And that’s why – based on listening to our members – ASCL is proud to have developed our own manifesto for the forthcoming general election, one that we will be using to influence the various parties’ own priorities in their own manifestos. 

And, perhaps more than any politicians we’ve been hearing from, we start with the most ambitious of proposals – to tackle child poverty. We put it like this: “Tackling the scourge of child poverty must be a priority of the next government. This is an enormous task but there are also simple steps that can be taken, whereby a small amount of investment can have a really positive difference.” 

We then set out the ‘how’, with policies that will help to give children and young people a more equal chance of thriving in education, starting with ways to address the worsening recruitment and retention crisis. 

The ASCL manifesto also asks for a commitment to an annual uplift in the pay of all staff working in schools and colleges that at least keeps up with inflation and addresses the decade of real-terms pay cuts. We call for a review of the teacher and leader pay framework to ensure it compensates for the inability of schools to fully compete with other employers when it comes to flexible working. We say that the School Teachers’ Pay and Conditions Document (STPCD) should be broadened to include all school leaders, including business leaders, to ensure that they are remunerated in the same way. 

Our manifesto calls for meaningful action to reduce teacher and leader workload, including national standards around maximum working hours, as well as reform of the accountability system. We are also calling for three-year funding settlements for schools and colleges, including special schools and alternative provision, to enable them to plan and spend their budgets with more confidence. 

Finally, ASCL urges any incoming government to review the ever-expanding expectations on schools and colleges to provide services such as mental health support and social care for their pupils. This is having a profound impact on their ability to focus on their core purpose – education. 

Our view – backed by evidence from opinion polling – is that education hasn’t mattered enough in the national debate about the future. Children and young people have too often been left on the margins. 

That’s why – however turbulent the waters at this time may be – ASCL will be here to support and advise you, as necessary. 

We shall also stay true to our mantra of speaking for members and acting for children, keeping our gaze relentlessly on the north star of optimism, there just over the horizon and working to take our education system to make it work for every young person, irrespective of circumstances or background. It’s going to be quite a voyage.

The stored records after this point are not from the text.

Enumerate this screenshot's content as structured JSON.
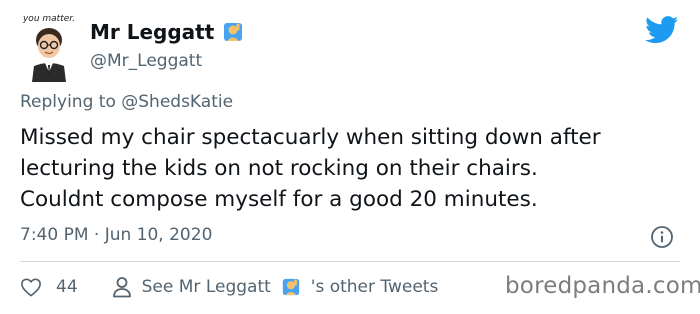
{
  "author": {
    "avatar_label": "you matter.",
    "display_name": "Mr Leggatt",
    "name_emoji": "raising-hand-emoji",
    "handle": "@Mr_Leggatt"
  },
  "reply": {
    "prefix": "Replying to",
    "mention": "@ShedsKatie"
  },
  "tweet": {
    "text": "Missed my chair spectacuarly when sitting down after\nlecturing the kids on not rocking on their chairs.\nCouldnt compose myself for a good 20 minutes."
  },
  "meta": {
    "timestamp": "7:40 PM · Jun 10, 2020"
  },
  "footer": {
    "like_count": "44",
    "see_prefix": "See Mr Leggatt",
    "see_suffix": "'s other Tweets"
  },
  "watermark": "boredpanda.com",
  "colors": {
    "twitter_blue": "#1d9bf0",
    "secondary_text": "#536471"
  },
  "icons": [
    "twitter-bird-icon",
    "info-icon",
    "heart-icon",
    "person-icon",
    "raising-hand-emoji"
  ]
}
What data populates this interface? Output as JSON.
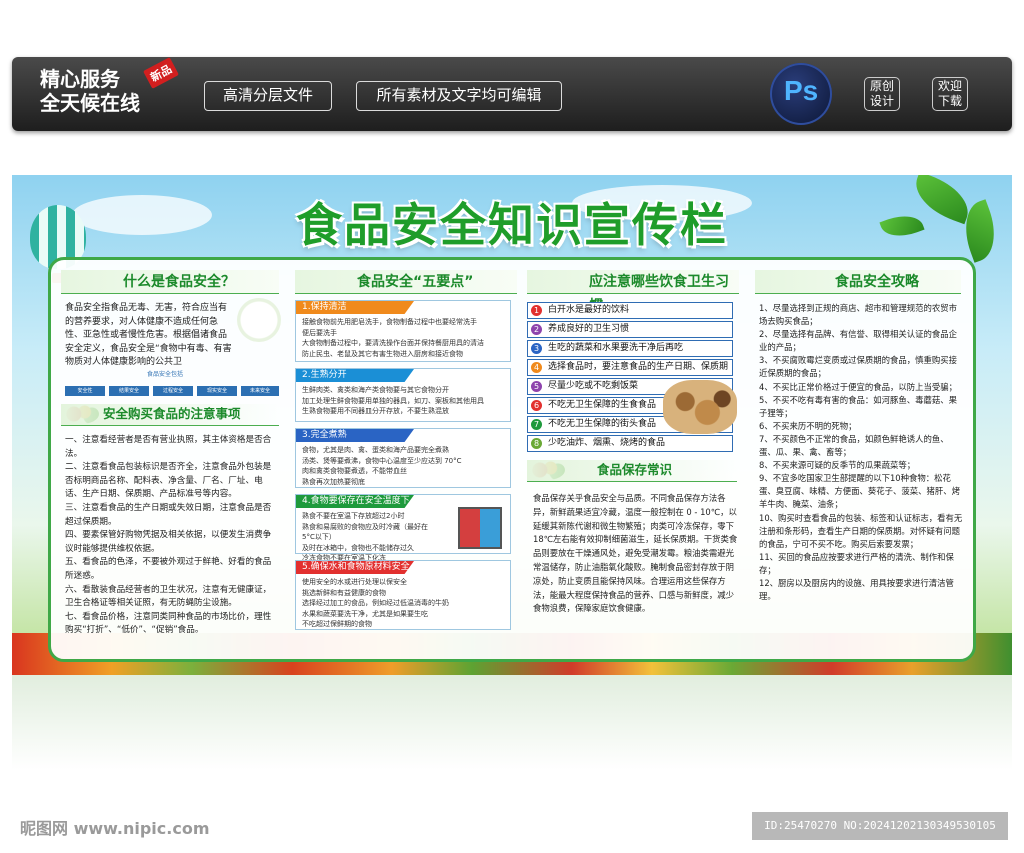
{
  "banner": {
    "brand_line1": "精心服务",
    "brand_line2": "全天候在线",
    "badge": "新品",
    "pill1": "高清分层文件",
    "pill2": "所有素材及文字均可编辑",
    "ps": "Ps",
    "btn1": "原创\n设计",
    "btn2": "欢迎\n下载"
  },
  "poster": {
    "title": "食品安全知识宣传栏",
    "col1": {
      "head": "什么是食品安全？",
      "intro": "食品安全指食品无毒、无害，符合应当有的营养要求，对人体健康不造成任何急性、亚急性或者慢性危害。根据倡诸食品安全定义，食品安全是“食物中有毒、有害物质对人体健康影响的公共卫",
      "tree_root": "食品安全包括",
      "tree_nodes": [
        "安全性",
        "结果安全",
        "过程安全",
        "现实安全",
        "未来安全"
      ],
      "sub": "安全购买食品的注意事项",
      "body": "一、注意看经营者是否有营业执照，其主体资格是否合法。\n二、注意看食品包装标识是否齐全，注意食品外包装是否标明商品名称、配料表、净含量、厂名、厂址、电话、生产日期、保质期、产品标准号等内容。\n三、注意看食品的生产日期或失效日期，注意食品是否超过保质期。\n四、要素保管好购物凭据及相关依据，以便发生消费争议时能够提供维权依据。\n五、看食品的色泽，不要被外观过于鲜艳、好看的食品所迷惑。\n六、看散装食品经营者的卫生状况，注意有无健康证，卫生合格证等相关证照，有无防蝇防尘设施。\n七、看食品价格，注意同类同种食品的市场比价，理性购买“打折”、“低价”、“促销”食品。"
    },
    "col2": {
      "head": "食品安全“五要点”",
      "cards": [
        {
          "title": "1.保持清洁",
          "color": "#f08a1c",
          "body": "接触食物前先用肥皂洗手，食物制备过程中也要经常洗手\n便后要洗手\n大食物制备过程中，要清洗操作台面并保持餐厨用具的清洁\n防止民虫、老鼠及其它有害生物进入厨房和接近食物"
        },
        {
          "title": "2.生熟分开",
          "color": "#1b8fd6",
          "body": "生鲜肉类、禽类和海产类食物要与其它食物分开\n加工处理生鲜食物要用单独的器具，如刀、案板和其他用具\n生熟食物要用不同器皿分开存放，不要生熟混放"
        },
        {
          "title": "3.完全煮熟",
          "color": "#2a64c4",
          "body": "食物，尤其是肉、禽、蛋类和海产品要完全煮熟\n汤类、煲等要煮沸，食物中心温度至少应达到 70°C\n肉和禽类食物要煮透，不能带血丝\n熟食再次加热要彻底"
        },
        {
          "title": "4.食物要保存在安全温度下",
          "color": "#1e9a3c",
          "body": "熟食不要在室温下存放超过2小时\n熟食和易腐败的食物应及时冷藏（最好在5°C以下）\n及时在冰箱中，食物也不能储存过久\n冷冻食物不要在室温下化冻"
        },
        {
          "title": "5.确保水和食物原材料安全",
          "color": "#e2302f",
          "body": "使用安全的水或进行处理以保安全\n挑选新鲜和有益健康的食物\n选择经过加工的食品，例如经过低温消毒的牛奶\n水果和蔬菜要洗干净，尤其是如果要生吃\n不吃超过保鲜期的食物"
        }
      ]
    },
    "col3": {
      "head": "应注意哪些饮食卫生习惯",
      "habits": [
        {
          "n": "1",
          "text": "白开水是最好的饮料",
          "color": "#e2302f"
        },
        {
          "n": "2",
          "text": "养成良好的卫生习惯",
          "color": "#8e44ad"
        },
        {
          "n": "3",
          "text": "生吃的蔬菜和水果要洗干净后再吃",
          "color": "#2a64c4"
        },
        {
          "n": "4",
          "text": "选择食品时，要注意食品的生产日期、保质期",
          "color": "#f08a1c"
        },
        {
          "n": "5",
          "text": "尽量少吃或不吃剩饭菜",
          "color": "#8e44ad"
        },
        {
          "n": "6",
          "text": "不吃无卫生保障的生食食品",
          "color": "#e2302f"
        },
        {
          "n": "7",
          "text": "不吃无卫生保障的街头食品",
          "color": "#1e9a3c"
        },
        {
          "n": "8",
          "text": "少吃油炸、烟熏、烧烤的食品",
          "color": "#6aa935"
        }
      ],
      "sub": "食品保存常识",
      "body": "食品保存关乎食品安全与品质。不同食品保存方法各异，新鲜蔬果适宜冷藏，温度一般控制在 0 - 10℃，以延缓其新陈代谢和微生物繁殖；肉类可冷冻保存，零下 18℃左右能有效抑制细菌滋生，延长保质期。干货类食品则要放在干燥通风处，避免受潮发霉。粮油类需避光常温储存，防止油脂氧化酸败。腌制食品密封存放于阴凉处，防止变质且能保持风味。合理运用这些保存方法，能最大程度保持食品的营养、口感与新鲜度，减少食物浪费，保障家庭饮食健康。"
    },
    "col4": {
      "head": "食品安全攻略",
      "body": "1、尽量选择到正规的商店、超市和管理规范的农贸市场去购买食品；\n2、尽量选择有品牌、有信誉、取得相关认证的食品企业的产品；\n3、不买腐败霉烂变质或过保质期的食品，慎重购买接近保质期的食品；\n4、不买比正常价格过于便宜的食品，以防上当受骗；\n5、不买不吃有毒有害的食品：如河豚鱼、毒蘑菇、果子狸等；\n6、不买来历不明的死物；\n7、不买颜色不正常的食品，如颜色鲜艳诱人的鱼、蛋、瓜、果、禽、畜等；\n8、不买来源可疑的反季节的瓜果蔬菜等；\n9、不宜多吃国家卫生部提醒的以下10种食物：松花蛋、臭豆腐、味精、方便面、葵花子、菠菜、猪肝、烤羊牛肉、腌菜、油条；\n10、购买时查看食品的包装、标签和认证标志，看有无注册和条形码，查看生产日期的保质期。对怀疑有问题的食品，宁可不买不吃。购买后索要发票；\n11、买回的食品应按要求进行严格的清洗、制作和保存；\n12、厨房以及厨房内的设施、用具按要求进行清洁管理。"
    }
  },
  "footer": {
    "watermark": "昵图网 www.nipic.com",
    "id": "ID:25470270 NO:20241202130349530105"
  }
}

ASCL’s Manifesto for the 2024 General Election:Read a summary of our manifesto at www.ascl.org.uk/ASCLManifestoSummary and download the full document here www.ascl.org.uk/manifesto

Geoff Barton
ASCL General Secretary